Gardner offers a much different role in the Yankee lineup as the table-setter for the plethora of sluggers lurking behind him. He will move over from his regular left field position to center field until Hicks returns from his back injury.
Utility: D.J. LeMahieu and Tyler Wade
Although he has accumulated nearly 900 games and three Gold Gloves at second base, LeMahieu will take over a utility role with his new team. He is expected to get time at all four infield positions, allowing Boone to plug the career .298 hitter into his lineup on a regular basis.
The injury to Hicks opens up the fourth outfield spot on the roster. Clint Frazier may also be an option, but his poor Spring numbers may come second to Wade’s stellar March. Wade offers more versatility than Frazier since he is not only confined to the outfield but is a natural middle infielder.
Starting Pitchers: Masahiro Tanka, James Paxton, J.A. Happ, Gio Gonzalez, and Luis Cessa
The Yankees’ opening series versus the Baltimore Orioles will go Tanaka starting his fourth Opening Day, with Happ and Paxton slated for games two and three. After that, remains an unknown for New York.
With Severino’s season not expected to start until May, the Yankees went outside of the organization to find starting pitcher insurance with the signing of Gio Gonzalez this week. He has proven to be a reliable piece in any rotation he has taken part of, making at least 27 starts and winning double-digit games in the past nine seasons.
When Sabathia returns from his anticipated short stint on the injured list, he will then have to serve a five-game suspension. The numbers that Cessa has produced this Spring would certainly point to him taking the start in the games Sabathia will be absent. Cessa has allowed one run in 17 innings, allowing only ten batters to reach base and striking out 18.
Relief Pitchers: Aroldis Chapman, Zack Britton, Adam Ottavino, Chad Green, Jonathan Holder, Stephen Tarpley, Tommy Kahnle and Domingo German
Not only the injury to Betances but the injuries to the starting rotation as well have opened early and middle innings roles in the Yankee bullpen. Chapman, Ottavino, Britton, Holder, and Green were five definite locks in the bullpen prior to Spring Training. The Yankees bullpen has led the majors in strikeouts-per-nine-innings in the past five seasons, and their 11.4 K/9 in 2018 was the highest in major league history.

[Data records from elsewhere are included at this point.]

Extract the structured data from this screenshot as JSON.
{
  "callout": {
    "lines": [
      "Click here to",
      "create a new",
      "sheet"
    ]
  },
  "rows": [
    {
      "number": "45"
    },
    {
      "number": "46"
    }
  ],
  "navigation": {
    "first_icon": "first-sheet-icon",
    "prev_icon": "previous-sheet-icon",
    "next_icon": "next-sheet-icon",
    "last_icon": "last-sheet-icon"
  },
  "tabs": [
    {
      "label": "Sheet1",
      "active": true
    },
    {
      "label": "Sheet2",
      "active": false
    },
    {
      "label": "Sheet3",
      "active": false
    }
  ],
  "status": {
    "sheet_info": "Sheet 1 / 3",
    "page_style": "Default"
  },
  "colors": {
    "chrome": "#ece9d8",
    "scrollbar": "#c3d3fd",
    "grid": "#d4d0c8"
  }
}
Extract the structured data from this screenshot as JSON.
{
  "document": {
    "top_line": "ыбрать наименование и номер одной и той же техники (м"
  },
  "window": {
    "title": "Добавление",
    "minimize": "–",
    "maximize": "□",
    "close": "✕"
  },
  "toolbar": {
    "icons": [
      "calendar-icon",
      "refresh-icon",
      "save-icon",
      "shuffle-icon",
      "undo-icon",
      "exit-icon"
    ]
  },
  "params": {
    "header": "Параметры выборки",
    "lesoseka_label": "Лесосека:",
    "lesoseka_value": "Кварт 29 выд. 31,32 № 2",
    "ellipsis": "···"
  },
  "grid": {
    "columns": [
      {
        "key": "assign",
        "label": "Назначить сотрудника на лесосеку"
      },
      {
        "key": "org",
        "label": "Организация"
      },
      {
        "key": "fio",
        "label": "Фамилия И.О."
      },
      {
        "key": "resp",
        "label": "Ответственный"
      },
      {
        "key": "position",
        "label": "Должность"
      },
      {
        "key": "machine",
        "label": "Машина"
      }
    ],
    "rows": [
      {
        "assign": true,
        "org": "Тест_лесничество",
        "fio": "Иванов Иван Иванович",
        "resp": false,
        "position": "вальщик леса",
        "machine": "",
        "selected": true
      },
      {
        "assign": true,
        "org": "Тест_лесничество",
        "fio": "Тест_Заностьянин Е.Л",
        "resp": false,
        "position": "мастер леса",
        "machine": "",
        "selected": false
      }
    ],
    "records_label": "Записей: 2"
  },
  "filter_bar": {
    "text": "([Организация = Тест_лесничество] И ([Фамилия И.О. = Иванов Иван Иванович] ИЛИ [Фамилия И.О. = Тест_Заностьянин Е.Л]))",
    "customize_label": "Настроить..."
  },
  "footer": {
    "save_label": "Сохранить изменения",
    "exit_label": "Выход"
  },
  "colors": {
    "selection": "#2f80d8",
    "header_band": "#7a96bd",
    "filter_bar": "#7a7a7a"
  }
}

Kahnle, German and Tarpley have all produced Spring campaigns worthy of earning a place on the big league club. Combined, they have tossed 29 innings of 0.93 ERA baseball, striking out 34 hitters and holding them to a .198 average.